== Work instruction ==
Looking at the entries, say how many lines contain the string "docnum". Offer nothing besides the number.

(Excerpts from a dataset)

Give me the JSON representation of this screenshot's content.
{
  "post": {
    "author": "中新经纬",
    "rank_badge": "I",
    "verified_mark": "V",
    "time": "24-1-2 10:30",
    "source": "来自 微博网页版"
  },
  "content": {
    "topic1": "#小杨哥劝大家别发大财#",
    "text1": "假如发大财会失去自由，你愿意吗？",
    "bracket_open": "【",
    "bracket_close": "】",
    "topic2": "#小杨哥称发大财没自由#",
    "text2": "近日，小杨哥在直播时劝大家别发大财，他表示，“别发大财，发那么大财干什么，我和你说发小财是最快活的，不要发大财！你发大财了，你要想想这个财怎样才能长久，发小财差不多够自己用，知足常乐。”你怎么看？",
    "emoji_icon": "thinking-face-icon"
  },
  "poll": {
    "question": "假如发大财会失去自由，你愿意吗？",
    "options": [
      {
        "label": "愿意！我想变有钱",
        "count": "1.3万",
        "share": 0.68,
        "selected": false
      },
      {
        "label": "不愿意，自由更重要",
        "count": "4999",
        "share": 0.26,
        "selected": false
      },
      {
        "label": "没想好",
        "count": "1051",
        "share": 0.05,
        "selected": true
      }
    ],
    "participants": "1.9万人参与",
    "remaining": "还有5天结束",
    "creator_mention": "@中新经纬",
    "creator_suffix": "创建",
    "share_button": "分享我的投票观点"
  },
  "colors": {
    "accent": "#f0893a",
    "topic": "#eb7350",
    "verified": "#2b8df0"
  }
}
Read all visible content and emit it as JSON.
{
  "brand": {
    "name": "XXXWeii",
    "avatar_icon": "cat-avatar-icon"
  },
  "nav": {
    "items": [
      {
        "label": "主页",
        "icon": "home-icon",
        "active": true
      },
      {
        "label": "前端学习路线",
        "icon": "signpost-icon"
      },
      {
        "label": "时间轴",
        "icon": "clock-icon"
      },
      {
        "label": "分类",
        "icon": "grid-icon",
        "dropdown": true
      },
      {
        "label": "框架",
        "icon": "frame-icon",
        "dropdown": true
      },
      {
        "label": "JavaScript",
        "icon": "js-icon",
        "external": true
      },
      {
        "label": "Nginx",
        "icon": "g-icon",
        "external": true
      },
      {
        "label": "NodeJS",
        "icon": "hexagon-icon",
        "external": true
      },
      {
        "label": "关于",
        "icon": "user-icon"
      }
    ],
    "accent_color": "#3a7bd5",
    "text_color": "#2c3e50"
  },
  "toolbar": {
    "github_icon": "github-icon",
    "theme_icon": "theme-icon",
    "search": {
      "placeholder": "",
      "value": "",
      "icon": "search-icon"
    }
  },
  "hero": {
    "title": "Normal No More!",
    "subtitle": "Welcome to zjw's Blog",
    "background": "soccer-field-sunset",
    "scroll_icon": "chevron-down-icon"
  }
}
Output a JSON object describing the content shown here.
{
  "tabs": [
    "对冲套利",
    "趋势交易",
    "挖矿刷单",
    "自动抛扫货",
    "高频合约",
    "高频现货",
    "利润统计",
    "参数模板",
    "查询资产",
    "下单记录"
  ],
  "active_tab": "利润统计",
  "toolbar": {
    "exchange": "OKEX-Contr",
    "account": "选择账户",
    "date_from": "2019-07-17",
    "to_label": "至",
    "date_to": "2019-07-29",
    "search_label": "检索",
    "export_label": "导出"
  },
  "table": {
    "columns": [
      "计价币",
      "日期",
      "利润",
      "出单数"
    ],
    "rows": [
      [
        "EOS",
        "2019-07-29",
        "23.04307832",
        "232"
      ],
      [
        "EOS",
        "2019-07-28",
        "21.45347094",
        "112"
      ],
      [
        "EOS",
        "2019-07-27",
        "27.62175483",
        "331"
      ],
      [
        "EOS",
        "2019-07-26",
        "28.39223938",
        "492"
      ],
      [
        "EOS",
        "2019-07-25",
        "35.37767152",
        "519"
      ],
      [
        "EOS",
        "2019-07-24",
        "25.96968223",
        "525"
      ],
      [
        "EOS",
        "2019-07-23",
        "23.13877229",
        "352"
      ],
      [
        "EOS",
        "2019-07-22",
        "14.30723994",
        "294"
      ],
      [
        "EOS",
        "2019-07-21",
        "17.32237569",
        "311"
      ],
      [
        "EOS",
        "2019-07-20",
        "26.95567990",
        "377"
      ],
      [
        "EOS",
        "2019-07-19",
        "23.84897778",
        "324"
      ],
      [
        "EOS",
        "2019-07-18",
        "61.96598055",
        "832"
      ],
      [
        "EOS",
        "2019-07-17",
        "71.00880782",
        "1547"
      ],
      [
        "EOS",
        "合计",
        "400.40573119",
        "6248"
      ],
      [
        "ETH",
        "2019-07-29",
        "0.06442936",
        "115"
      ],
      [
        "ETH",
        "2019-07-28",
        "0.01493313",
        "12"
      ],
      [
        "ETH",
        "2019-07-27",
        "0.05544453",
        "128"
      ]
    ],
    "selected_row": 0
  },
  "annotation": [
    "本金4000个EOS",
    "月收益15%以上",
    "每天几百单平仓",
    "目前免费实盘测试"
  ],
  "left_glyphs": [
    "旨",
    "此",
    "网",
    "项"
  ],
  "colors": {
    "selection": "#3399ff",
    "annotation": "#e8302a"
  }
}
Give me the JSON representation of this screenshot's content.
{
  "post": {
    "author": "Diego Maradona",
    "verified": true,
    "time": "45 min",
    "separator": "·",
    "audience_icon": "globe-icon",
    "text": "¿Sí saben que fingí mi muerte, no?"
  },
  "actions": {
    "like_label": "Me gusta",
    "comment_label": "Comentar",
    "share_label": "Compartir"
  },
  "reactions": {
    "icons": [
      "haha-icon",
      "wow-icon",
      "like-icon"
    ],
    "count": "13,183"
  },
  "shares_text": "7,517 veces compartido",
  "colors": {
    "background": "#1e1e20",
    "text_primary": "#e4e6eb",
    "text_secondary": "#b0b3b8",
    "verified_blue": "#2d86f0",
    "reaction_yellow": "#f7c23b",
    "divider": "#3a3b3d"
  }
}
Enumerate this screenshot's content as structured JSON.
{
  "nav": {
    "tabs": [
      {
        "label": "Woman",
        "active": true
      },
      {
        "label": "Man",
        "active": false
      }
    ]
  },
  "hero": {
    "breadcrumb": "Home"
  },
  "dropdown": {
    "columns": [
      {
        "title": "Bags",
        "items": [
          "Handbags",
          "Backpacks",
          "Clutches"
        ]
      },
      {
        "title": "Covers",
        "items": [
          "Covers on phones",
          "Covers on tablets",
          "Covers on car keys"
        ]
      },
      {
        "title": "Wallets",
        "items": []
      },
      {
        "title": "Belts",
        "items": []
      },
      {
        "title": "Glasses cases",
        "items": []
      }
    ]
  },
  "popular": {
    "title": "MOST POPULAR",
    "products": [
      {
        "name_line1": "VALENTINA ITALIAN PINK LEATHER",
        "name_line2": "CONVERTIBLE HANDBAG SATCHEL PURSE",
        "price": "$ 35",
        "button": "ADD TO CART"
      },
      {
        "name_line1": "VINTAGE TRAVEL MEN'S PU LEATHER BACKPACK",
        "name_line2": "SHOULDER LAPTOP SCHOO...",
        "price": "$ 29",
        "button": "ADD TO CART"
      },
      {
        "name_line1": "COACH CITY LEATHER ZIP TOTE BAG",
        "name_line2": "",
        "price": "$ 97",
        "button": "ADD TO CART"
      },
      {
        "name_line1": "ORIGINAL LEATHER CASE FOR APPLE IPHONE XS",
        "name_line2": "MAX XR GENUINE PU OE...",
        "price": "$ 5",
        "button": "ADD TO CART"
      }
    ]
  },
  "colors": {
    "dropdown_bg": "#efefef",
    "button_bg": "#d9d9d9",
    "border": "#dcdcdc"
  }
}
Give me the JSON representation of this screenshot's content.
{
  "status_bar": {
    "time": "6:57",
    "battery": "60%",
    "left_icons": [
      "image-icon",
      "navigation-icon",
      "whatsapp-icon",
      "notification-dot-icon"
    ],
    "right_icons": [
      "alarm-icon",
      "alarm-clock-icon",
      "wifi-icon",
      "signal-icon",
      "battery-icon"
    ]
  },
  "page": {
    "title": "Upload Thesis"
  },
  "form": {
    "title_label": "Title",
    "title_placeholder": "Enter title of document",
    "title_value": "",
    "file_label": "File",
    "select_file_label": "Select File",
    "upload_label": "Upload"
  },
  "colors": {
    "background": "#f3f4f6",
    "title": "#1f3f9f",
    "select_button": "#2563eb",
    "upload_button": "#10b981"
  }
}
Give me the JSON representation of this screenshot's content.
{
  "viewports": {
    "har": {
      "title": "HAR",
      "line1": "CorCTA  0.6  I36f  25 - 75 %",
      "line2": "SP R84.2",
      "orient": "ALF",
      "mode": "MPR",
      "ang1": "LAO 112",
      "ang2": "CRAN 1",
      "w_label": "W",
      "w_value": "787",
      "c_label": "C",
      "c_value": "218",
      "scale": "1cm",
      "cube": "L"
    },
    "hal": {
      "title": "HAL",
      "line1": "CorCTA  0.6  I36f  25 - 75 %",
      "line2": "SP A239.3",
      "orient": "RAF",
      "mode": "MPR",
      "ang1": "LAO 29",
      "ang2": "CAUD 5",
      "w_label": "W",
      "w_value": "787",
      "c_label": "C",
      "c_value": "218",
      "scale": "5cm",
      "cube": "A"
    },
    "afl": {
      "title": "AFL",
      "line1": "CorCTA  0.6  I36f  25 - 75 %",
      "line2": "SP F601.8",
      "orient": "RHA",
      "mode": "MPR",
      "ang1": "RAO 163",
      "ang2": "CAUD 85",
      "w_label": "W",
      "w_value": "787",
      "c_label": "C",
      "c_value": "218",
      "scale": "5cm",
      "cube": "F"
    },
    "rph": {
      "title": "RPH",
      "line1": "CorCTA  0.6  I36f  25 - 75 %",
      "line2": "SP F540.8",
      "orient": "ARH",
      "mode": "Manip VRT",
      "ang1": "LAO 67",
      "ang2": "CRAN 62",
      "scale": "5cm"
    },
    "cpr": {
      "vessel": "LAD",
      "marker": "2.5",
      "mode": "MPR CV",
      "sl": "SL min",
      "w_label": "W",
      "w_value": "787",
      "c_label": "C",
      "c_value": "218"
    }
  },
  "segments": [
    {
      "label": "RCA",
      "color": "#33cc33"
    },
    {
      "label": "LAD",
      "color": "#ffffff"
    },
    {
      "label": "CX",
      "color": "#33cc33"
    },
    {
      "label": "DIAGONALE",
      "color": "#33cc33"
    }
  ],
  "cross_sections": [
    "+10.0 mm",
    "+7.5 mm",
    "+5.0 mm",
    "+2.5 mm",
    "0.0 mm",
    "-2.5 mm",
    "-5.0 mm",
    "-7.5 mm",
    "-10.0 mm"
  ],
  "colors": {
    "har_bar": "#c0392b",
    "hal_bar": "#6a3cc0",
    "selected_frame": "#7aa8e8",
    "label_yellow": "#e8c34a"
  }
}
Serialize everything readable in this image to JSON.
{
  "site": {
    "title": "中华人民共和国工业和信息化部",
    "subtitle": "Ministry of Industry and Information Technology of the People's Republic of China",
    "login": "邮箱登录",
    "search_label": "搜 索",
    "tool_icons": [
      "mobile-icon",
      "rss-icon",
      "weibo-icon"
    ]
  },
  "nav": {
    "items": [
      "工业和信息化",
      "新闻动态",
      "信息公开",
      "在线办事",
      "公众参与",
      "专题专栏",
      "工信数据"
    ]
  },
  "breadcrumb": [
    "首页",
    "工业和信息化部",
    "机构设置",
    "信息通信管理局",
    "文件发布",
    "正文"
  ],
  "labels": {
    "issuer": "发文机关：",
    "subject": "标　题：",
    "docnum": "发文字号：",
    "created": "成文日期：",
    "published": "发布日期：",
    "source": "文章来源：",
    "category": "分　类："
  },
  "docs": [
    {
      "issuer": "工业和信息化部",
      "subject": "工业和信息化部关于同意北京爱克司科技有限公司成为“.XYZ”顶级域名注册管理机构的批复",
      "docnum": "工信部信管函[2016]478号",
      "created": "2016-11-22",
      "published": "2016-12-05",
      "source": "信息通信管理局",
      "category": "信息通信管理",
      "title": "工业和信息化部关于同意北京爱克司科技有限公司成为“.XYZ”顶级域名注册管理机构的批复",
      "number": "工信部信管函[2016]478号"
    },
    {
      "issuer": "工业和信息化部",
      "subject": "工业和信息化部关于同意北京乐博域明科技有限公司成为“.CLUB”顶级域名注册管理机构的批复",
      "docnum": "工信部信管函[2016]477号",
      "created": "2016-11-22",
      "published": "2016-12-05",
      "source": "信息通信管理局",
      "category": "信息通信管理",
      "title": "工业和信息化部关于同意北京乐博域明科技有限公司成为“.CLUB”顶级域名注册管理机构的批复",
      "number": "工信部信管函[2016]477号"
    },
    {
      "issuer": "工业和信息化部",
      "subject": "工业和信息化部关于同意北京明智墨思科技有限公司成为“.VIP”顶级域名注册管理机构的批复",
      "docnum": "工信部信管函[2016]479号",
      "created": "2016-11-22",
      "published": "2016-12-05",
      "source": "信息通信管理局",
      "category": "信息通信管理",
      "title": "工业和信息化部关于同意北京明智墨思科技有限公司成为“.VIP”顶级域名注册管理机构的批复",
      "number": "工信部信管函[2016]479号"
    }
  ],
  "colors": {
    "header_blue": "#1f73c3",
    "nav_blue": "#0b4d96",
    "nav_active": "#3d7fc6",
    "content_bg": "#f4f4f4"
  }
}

== Your solution ==
4